### DIRECTIONS:
The full data must be written out exactly, with every line included.

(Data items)
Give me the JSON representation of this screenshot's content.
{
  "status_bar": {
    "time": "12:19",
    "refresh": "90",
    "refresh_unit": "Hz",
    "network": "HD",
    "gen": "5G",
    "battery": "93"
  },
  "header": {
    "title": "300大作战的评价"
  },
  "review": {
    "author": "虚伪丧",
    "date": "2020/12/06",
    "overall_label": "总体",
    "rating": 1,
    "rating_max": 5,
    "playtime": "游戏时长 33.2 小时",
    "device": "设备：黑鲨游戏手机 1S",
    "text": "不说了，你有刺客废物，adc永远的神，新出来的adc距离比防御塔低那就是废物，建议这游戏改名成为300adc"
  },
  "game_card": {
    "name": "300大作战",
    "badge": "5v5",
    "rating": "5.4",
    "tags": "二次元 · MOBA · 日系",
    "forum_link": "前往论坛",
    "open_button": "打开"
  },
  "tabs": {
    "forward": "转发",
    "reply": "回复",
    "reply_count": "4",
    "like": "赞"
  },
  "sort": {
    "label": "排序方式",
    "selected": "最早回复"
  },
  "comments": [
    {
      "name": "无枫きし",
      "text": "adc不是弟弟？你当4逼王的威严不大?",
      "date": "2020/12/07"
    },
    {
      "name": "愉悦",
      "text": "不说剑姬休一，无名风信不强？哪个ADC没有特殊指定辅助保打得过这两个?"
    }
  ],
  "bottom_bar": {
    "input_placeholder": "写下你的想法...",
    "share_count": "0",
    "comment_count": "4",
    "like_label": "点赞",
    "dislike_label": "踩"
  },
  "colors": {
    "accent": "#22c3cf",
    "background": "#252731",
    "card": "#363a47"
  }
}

### TASK RESPONSE:
Give me the JSON representation of this screenshot's content.
{
  "status_bar": {
    "time": "12:19",
    "refresh": "90",
    "refresh_unit": "Hz",
    "network": "HD",
    "gen": "5G",
    "battery": "93"
  },
  "header": {
    "title": "300大作战的评价"
  },
  "review": {
    "author": "虚伪丧",
    "date": "2020/12/06",
    "overall_label": "总体",
    "rating": 1,
    "rating_max": 5,
    "playtime": "游戏时长 33.2 小时",
    "device": "设备：黑鲨游戏手机 1S",
    "text": "不说了，你有刺客废物，adc永远的神，新出来的adc距离比防御塔低那就是废物，建议这游戏改名成为300adc"
  },
  "game_card": {
    "name": "300大作战",
    "badge": "5v5",
    "rating": "5.4",
    "tags": "二次元 · MOBA · 日系",
    "forum_link": "前往论坛",
    "open_button": "打开"
  },
  "tabs": {
    "forward": "转发",
    "reply": "回复",
    "reply_count": "4",
    "like": "赞"
  },
  "sort": {
    "label": "排序方式",
    "selected": "最早回复"
  },
  "comments": [
    {
      "name": "无枫きし",
      "text": "adc不是弟弟？你当4逼王的威严不大?",
      "date": "2020/12/07"
    },
    {
      "name": "愉悦",
      "text": "不说剑姬休一，无名风信不强？哪个ADC没有特殊指定辅助保打得过这两个?"
    }
  ],
  "bottom_bar": {
    "input_placeholder": "写下你的想法...",
    "share_count": "0",
    "comment_count": "4",
    "like_label": "点赞",
    "dislike_label": "踩"
  },
  "colors": {
    "accent": "#22c3cf",
    "background": "#252731",
    "card": "#363a47"
  }
}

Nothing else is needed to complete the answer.